In a turn from his response to a previous similar motion, Judge Stearns denied defendant Johns Hopkins Hospital’s motion for costs for responding to a third party subpoena from NeuroGrafix, finding the costs incurred were not unreasonable given that the subpoena was quashed and Johns Hopkins did not have to fully respond, and the subpoena was not found to be vexatious.
Judge Stearns denied Telerik’s motion to amend its answer to add counterclaims of invalidity and unenforceability due to Telerik’s lack of diligence in seeking to add these claims. Telerik obtained key documents giving rise to the proposed claims six months before seeking to amend, and provided no explanation for the delay, thus failing to establish the diligence required to show good cause under Rule 16(b).
Marketing and communications company Spark451 sued Agency 451 for trademark infringement and breach of a trademark co-existence agreement. Spark451 provides services under the “SPARKS451” mark to college and university clients that allow the schools to reach potential students, and has been using the mark in 2011. The Defendant, which began as “451 LLC” in 2004 and changed its name to “451 Marketing, LLC” in 2007, sought to cancel the “SPARK451” registration in 2015. The proceeding ended with the parties executing a co-existence agreement whereby 451 Marketing agreed not to use any mark consisting solely of or ending with “451” and each party agreeing to take all reasonable steps to avoid confusion as to the source or origin of their services. Despite this, 451 Marketing changed its name to “Agency 451” in April 2017, and changed its website to http://www.agency451.com. Spark451 asserts that this change breached both of those clauses, and that the nature and potential customers of the two businesses are sufficiently similar, and the names and commercial appearance of the marks so similar, that the use of “Agency 451” infringes the “SPARK451” mark. Spark451 seeks injunctive and monetary relief as well as a finding of willful infringement, treble damages and reasonable attorney’s fees and costs. The case is before Judge Stearns.
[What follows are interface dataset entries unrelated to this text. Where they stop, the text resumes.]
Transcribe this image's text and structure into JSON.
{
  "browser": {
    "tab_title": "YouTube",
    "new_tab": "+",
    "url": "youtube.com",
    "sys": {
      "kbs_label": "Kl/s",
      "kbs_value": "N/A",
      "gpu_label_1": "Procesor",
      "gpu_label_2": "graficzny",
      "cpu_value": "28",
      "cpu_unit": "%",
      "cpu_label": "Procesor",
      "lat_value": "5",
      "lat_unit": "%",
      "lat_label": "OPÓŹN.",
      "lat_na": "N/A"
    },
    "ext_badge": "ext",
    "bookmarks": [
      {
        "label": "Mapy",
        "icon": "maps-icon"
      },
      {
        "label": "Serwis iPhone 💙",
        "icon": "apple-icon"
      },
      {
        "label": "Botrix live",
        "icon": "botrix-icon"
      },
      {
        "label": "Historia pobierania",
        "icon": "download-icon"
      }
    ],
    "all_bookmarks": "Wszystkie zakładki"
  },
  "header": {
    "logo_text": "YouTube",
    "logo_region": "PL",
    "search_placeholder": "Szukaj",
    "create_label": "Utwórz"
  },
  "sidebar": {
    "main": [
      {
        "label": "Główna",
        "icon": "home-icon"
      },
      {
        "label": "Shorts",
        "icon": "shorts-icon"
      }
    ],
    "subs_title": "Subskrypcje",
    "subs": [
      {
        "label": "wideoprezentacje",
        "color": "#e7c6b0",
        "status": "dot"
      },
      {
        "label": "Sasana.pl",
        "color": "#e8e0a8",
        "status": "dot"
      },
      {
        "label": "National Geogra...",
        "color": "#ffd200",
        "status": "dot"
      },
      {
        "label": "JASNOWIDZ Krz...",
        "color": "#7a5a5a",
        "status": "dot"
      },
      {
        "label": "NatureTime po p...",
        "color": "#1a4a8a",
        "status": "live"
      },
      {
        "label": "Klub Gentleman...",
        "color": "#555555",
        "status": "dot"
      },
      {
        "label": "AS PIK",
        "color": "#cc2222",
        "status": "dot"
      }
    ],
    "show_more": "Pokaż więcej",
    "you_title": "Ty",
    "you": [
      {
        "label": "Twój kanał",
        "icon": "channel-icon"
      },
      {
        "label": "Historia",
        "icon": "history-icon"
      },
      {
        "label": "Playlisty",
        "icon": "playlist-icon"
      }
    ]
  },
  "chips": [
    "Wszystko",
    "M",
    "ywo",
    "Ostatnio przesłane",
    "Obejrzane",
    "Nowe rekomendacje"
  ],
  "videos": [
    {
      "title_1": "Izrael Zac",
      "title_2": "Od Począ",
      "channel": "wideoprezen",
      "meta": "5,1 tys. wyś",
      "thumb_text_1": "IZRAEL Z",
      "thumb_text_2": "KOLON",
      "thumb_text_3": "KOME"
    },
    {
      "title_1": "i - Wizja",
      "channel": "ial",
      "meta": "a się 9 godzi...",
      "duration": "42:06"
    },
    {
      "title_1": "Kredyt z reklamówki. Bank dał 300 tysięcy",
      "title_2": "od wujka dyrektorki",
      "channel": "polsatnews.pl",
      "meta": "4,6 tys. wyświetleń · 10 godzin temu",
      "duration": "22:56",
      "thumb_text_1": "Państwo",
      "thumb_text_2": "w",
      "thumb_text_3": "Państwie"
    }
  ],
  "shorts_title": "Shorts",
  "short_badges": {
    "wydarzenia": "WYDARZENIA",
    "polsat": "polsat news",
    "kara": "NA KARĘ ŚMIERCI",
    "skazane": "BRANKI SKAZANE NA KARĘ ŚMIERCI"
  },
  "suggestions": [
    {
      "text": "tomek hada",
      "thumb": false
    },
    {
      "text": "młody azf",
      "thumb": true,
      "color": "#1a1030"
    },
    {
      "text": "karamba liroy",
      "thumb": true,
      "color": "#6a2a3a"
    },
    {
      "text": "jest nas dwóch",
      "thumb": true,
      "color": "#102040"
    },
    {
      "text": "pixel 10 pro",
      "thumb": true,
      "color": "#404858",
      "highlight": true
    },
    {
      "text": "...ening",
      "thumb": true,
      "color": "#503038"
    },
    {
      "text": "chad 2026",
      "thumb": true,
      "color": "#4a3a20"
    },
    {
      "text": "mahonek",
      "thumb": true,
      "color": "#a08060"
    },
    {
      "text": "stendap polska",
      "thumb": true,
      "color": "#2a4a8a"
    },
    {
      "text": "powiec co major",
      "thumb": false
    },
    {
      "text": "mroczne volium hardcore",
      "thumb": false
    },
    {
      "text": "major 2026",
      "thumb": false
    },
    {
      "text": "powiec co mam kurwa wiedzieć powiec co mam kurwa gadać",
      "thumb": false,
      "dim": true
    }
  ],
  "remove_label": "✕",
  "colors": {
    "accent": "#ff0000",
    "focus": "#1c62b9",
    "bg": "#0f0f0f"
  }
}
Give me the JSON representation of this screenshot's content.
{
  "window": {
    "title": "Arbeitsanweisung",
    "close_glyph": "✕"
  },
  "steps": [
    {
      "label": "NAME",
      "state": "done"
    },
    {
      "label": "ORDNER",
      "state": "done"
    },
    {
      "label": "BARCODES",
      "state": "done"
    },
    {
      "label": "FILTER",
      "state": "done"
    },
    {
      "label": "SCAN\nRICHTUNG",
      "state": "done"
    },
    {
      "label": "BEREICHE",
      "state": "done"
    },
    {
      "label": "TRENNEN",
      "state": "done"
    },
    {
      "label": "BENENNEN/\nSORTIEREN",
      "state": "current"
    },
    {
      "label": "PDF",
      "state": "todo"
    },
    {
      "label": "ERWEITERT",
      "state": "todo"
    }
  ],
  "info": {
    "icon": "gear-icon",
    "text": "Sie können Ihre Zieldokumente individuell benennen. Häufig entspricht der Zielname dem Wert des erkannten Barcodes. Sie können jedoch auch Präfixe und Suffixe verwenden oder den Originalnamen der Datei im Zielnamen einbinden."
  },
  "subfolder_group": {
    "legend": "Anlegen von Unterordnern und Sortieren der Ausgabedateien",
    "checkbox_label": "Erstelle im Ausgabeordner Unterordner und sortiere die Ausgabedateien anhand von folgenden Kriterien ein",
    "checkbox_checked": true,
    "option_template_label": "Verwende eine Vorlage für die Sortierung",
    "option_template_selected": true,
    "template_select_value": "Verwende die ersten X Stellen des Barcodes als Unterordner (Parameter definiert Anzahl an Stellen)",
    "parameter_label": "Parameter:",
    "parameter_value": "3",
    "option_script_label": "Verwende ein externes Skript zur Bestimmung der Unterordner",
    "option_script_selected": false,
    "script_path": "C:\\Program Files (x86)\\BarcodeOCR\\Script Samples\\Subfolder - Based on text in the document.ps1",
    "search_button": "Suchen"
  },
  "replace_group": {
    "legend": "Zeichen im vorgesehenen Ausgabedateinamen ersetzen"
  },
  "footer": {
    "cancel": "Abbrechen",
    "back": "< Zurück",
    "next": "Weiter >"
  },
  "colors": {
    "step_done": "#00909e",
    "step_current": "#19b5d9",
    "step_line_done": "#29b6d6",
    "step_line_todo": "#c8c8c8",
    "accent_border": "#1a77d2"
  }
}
Judge Stearns construed a number of claim terms in this dispute in which Egenera accused Cisco of infringing U.S. Patent 7,231,430 (Egenera had previously voluntarily dismissed claims relating to a second patent, to avoid the case being stayed pending inter partes review of the second patent). The technology at issue relates to the creation of a virtual processing area network that simulates a network of computer processors. Judge Steans rejected Egenera’s proposed construction of “processor” as the “processing node” described in the specification, because the specification does not clearly set forth a definition of the term that is different from its plain and ordinary meaning. He also rejected Egenera’s proposed construction of “logic” as “software, firmware, circuitry, or some combination thereof.” Instead, he found “logic” as used in the claims to refer to the abstract concept of computer operations generally that perform the function recited after the term, and thus to be in means-plus-function format. Having so determined, however, he disagreed with Cisco that the terms were indefinite, finding sufficient structure in the specification for the various “logic” functions recited in the claims. Finally, he found in Egenera’s favor on “internal communication network,” determining that even though the network is described as emulating Ethernet functionality, the claimed network is not limited to a non-Ethernet physical network.